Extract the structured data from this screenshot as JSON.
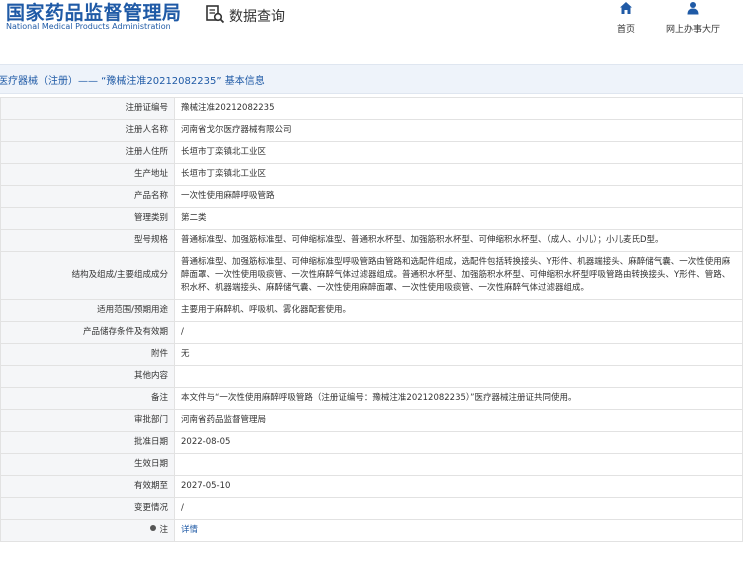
{
  "header": {
    "logo_cn": "国家药品监督管理局",
    "logo_en": "National Medical Products Administration",
    "query_label": "数据查询",
    "nav": [
      {
        "label": "首页",
        "icon": "home-icon"
      },
      {
        "label": "网上办事大厅",
        "icon": "user-icon"
      }
    ]
  },
  "breadcrumb": "医疗器械（注册）—— “豫械注准20212082235” 基本信息",
  "rows": [
    {
      "label": "注册证编号",
      "value": "豫械注准20212082235"
    },
    {
      "label": "注册人名称",
      "value": "河南省戈尔医疗器械有限公司"
    },
    {
      "label": "注册人住所",
      "value": "长垣市丁栾镇北工业区"
    },
    {
      "label": "生产地址",
      "value": "长垣市丁栾镇北工业区"
    },
    {
      "label": "产品名称",
      "value": "一次性使用麻醉呼吸管路"
    },
    {
      "label": "管理类别",
      "value": "第二类"
    },
    {
      "label": "型号规格",
      "value": "普通标准型、加强筋标准型、可伸缩标准型、普通积水杯型、加强筋积水杯型、可伸缩积水杯型、（成人、小儿）；小儿麦氏D型。"
    },
    {
      "label": "结构及组成/主要组成成分",
      "value": "普通标准型、加强筋标准型、可伸缩标准型呼吸管路由管路和选配件组成，选配件包括转换接头、Y形件、机器端接头、麻醉储气囊、一次性使用麻醉面罩、一次性使用吸痰管、一次性麻醉气体过滤器组成。普通积水杯型、加强筋积水杯型、可伸缩积水杯型呼吸管路由转换接头、Y形件、管路、积水杯、机器端接头、麻醉储气囊、一次性使用麻醉面罩、一次性使用吸痰管、一次性麻醉气体过滤器组成。"
    },
    {
      "label": "适用范围/预期用途",
      "value": "主要用于麻醉机、呼吸机、雾化器配套使用。"
    },
    {
      "label": "产品储存条件及有效期",
      "value": "/"
    },
    {
      "label": "附件",
      "value": "无"
    },
    {
      "label": "其他内容",
      "value": ""
    },
    {
      "label": "备注",
      "value": "本文件与“一次性使用麻醉呼吸管路（注册证编号：豫械注准20212082235）”医疗器械注册证共同使用。"
    },
    {
      "label": "审批部门",
      "value": "河南省药品监督管理局"
    },
    {
      "label": "批准日期",
      "value": "2022-08-05"
    },
    {
      "label": "生效日期",
      "value": ""
    },
    {
      "label": "有效期至",
      "value": "2027-05-10"
    },
    {
      "label": "变更情况",
      "value": "/"
    },
    {
      "label": "注",
      "value": "详情"
    }
  ],
  "colors": {
    "brand": "#1f5aa6",
    "label_bg": "#f5f6f8",
    "crumb_bg": "#eef3fa"
  }
}
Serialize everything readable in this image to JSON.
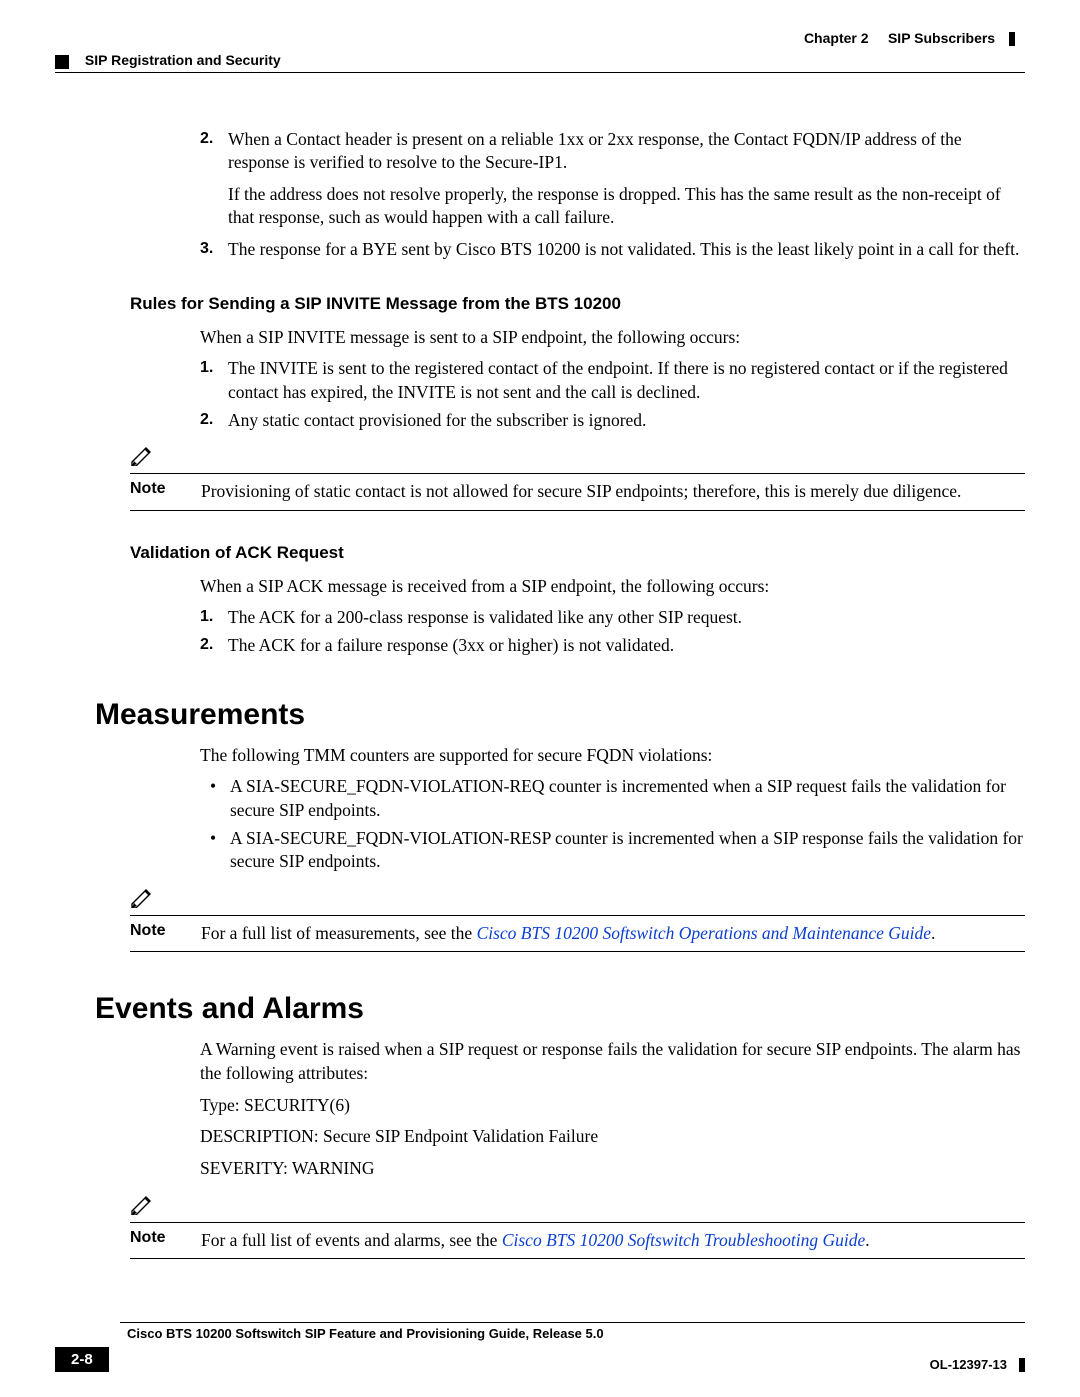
{
  "header": {
    "chapter_label": "Chapter 2",
    "chapter_title": "SIP Subscribers",
    "section_title": "SIP Registration and Security"
  },
  "body": {
    "item2_a": "When a Contact header is present on a reliable 1xx or 2xx response, the Contact FQDN/IP address of the response is verified to resolve to the Secure-IP1.",
    "item2_b": "If the address does not resolve properly, the response is dropped. This has the same result as the non-receipt of that response, such as would happen with a call failure.",
    "item3": "The response for a BYE sent by Cisco BTS 10200 is not validated. This is the least likely point in a call for theft.",
    "rules_h": "Rules for Sending a SIP INVITE Message from the BTS 10200",
    "rules_intro": "When a SIP INVITE message is sent to a SIP endpoint, the following occurs:",
    "rules_1": "The INVITE is sent to the registered contact of the endpoint. If there is no registered contact or if the registered contact has expired, the INVITE is not sent and the call is declined.",
    "rules_2": "Any static contact provisioned for the subscriber is ignored.",
    "note1": "Provisioning of static contact is not allowed for secure SIP endpoints; therefore, this is merely due diligence.",
    "ack_h": "Validation of ACK Request",
    "ack_intro": "When a SIP ACK message is received from a SIP endpoint, the following occurs:",
    "ack_1": "The ACK for a 200-class response is validated like any other SIP request.",
    "ack_2": "The ACK for a failure response (3xx or higher) is not validated.",
    "meas_h": "Measurements",
    "meas_intro": "The following TMM counters are supported for secure FQDN violations:",
    "meas_b1": "A SIA-SECURE_FQDN-VIOLATION-REQ counter is incremented when a SIP request fails the validation for secure SIP endpoints.",
    "meas_b2": "A SIA-SECURE_FQDN-VIOLATION-RESP counter is incremented when a SIP response fails the validation for secure SIP endpoints.",
    "note2_pre": "For a full list of measurements, see the ",
    "note2_link": "Cisco BTS 10200 Softswitch Operations and Maintenance Guide",
    "events_h": "Events and Alarms",
    "events_intro": "A Warning event is raised when a SIP request or response fails the validation for secure SIP endpoints. The alarm has the following attributes:",
    "type_line": "Type: SECURITY(6)",
    "desc_line": "DESCRIPTION: Secure SIP Endpoint Validation Failure",
    "sev_line": "SEVERITY: WARNING",
    "note3_pre": "For a full list of events and alarms, see the ",
    "note3_link": "Cisco BTS 10200 Softswitch Troubleshooting Guide",
    "note_label": "Note"
  },
  "footer": {
    "book_title": "Cisco BTS 10200 Softswitch SIP Feature and Provisioning Guide, Release 5.0",
    "page_num": "2-8",
    "doc_id": "OL-12397-13"
  }
}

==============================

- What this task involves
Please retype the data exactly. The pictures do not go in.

- Solved exercise
Extract the structured data from this screenshot as JSON.
{
  "header": {
    "logo_cn": "国家药品监督管理局",
    "logo_en": "National Medical Products Administration",
    "query_label": "数据查询",
    "nav": [
      {
        "label": "首页",
        "icon": "home-icon"
      },
      {
        "label": "网上办事大厅",
        "icon": "user-icon"
      }
    ]
  },
  "breadcrumb": "医疗器械（注册）—— “豫械注准20212082235” 基本信息",
  "rows": [
    {
      "label": "注册证编号",
      "value": "豫械注准20212082235"
    },
    {
      "label": "注册人名称",
      "value": "河南省戈尔医疗器械有限公司"
    },
    {
      "label": "注册人住所",
      "value": "长垣市丁栾镇北工业区"
    },
    {
      "label": "生产地址",
      "value": "长垣市丁栾镇北工业区"
    },
    {
      "label": "产品名称",
      "value": "一次性使用麻醉呼吸管路"
    },
    {
      "label": "管理类别",
      "value": "第二类"
    },
    {
      "label": "型号规格",
      "value": "普通标准型、加强筋标准型、可伸缩标准型、普通积水杯型、加强筋积水杯型、可伸缩积水杯型、（成人、小儿）；小儿麦氏D型。"
    },
    {
      "label": "结构及组成/主要组成成分",
      "value": "普通标准型、加强筋标准型、可伸缩标准型呼吸管路由管路和选配件组成，选配件包括转换接头、Y形件、机器端接头、麻醉储气囊、一次性使用麻醉面罩、一次性使用吸痰管、一次性麻醉气体过滤器组成。普通积水杯型、加强筋积水杯型、可伸缩积水杯型呼吸管路由转换接头、Y形件、管路、积水杯、机器端接头、麻醉储气囊、一次性使用麻醉面罩、一次性使用吸痰管、一次性麻醉气体过滤器组成。"
    },
    {
      "label": "适用范围/预期用途",
      "value": "主要用于麻醉机、呼吸机、雾化器配套使用。"
    },
    {
      "label": "产品储存条件及有效期",
      "value": "/"
    },
    {
      "label": "附件",
      "value": "无"
    },
    {
      "label": "其他内容",
      "value": ""
    },
    {
      "label": "备注",
      "value": "本文件与“一次性使用麻醉呼吸管路（注册证编号：豫械注准20212082235）”医疗器械注册证共同使用。"
    },
    {
      "label": "审批部门",
      "value": "河南省药品监督管理局"
    },
    {
      "label": "批准日期",
      "value": "2022-08-05"
    },
    {
      "label": "生效日期",
      "value": ""
    },
    {
      "label": "有效期至",
      "value": "2027-05-10"
    },
    {
      "label": "变更情况",
      "value": "/"
    },
    {
      "label": "注",
      "value": "详情"
    }
  ],
  "colors": {
    "brand": "#1f5aa6",
    "label_bg": "#f5f6f8",
    "crumb_bg": "#eef3fa"
  }
}
Serialize everything readable in this image to JSON.
{
  "header": {
    "chapter_label": "Chapter 2",
    "chapter_title": "SIP Subscribers",
    "section_title": "SIP Registration and Security"
  },
  "body": {
    "item2_a": "When a Contact header is present on a reliable 1xx or 2xx response, the Contact FQDN/IP address of the response is verified to resolve to the Secure-IP1.",
    "item2_b": "If the address does not resolve properly, the response is dropped. This has the same result as the non-receipt of that response, such as would happen with a call failure.",
    "item3": "The response for a BYE sent by Cisco BTS 10200 is not validated. This is the least likely point in a call for theft.",
    "rules_h": "Rules for Sending a SIP INVITE Message from the BTS 10200",
    "rules_intro": "When a SIP INVITE message is sent to a SIP endpoint, the following occurs:",
    "rules_1": "The INVITE is sent to the registered contact of the endpoint. If there is no registered contact or if the registered contact has expired, the INVITE is not sent and the call is declined.",
    "rules_2": "Any static contact provisioned for the subscriber is ignored.",
    "note1": "Provisioning of static contact is not allowed for secure SIP endpoints; therefore, this is merely due diligence.",
    "ack_h": "Validation of ACK Request",
    "ack_intro": "When a SIP ACK message is received from a SIP endpoint, the following occurs:",
    "ack_1": "The ACK for a 200-class response is validated like any other SIP request.",
    "ack_2": "The ACK for a failure response (3xx or higher) is not validated.",
    "meas_h": "Measurements",
    "meas_intro": "The following TMM counters are supported for secure FQDN violations:",
    "meas_b1": "A SIA-SECURE_FQDN-VIOLATION-REQ counter is incremented when a SIP request fails the validation for secure SIP endpoints.",
    "meas_b2": "A SIA-SECURE_FQDN-VIOLATION-RESP counter is incremented when a SIP response fails the validation for secure SIP endpoints.",
    "note2_pre": "For a full list of measurements, see the ",
    "note2_link": "Cisco BTS 10200 Softswitch Operations and Maintenance Guide",
    "events_h": "Events and Alarms",
    "events_intro": "A Warning event is raised when a SIP request or response fails the validation for secure SIP endpoints. The alarm has the following attributes:",
    "type_line": "Type: SECURITY(6)",
    "desc_line": "DESCRIPTION: Secure SIP Endpoint Validation Failure",
    "sev_line": "SEVERITY: WARNING",
    "note3_pre": "For a full list of events and alarms, see the ",
    "note3_link": "Cisco BTS 10200 Softswitch Troubleshooting Guide",
    "note_label": "Note"
  },
  "footer": {
    "book_title": "Cisco BTS 10200 Softswitch SIP Feature and Provisioning Guide, Release 5.0",
    "page_num": "2-8",
    "doc_id": "OL-12397-13"
  }
}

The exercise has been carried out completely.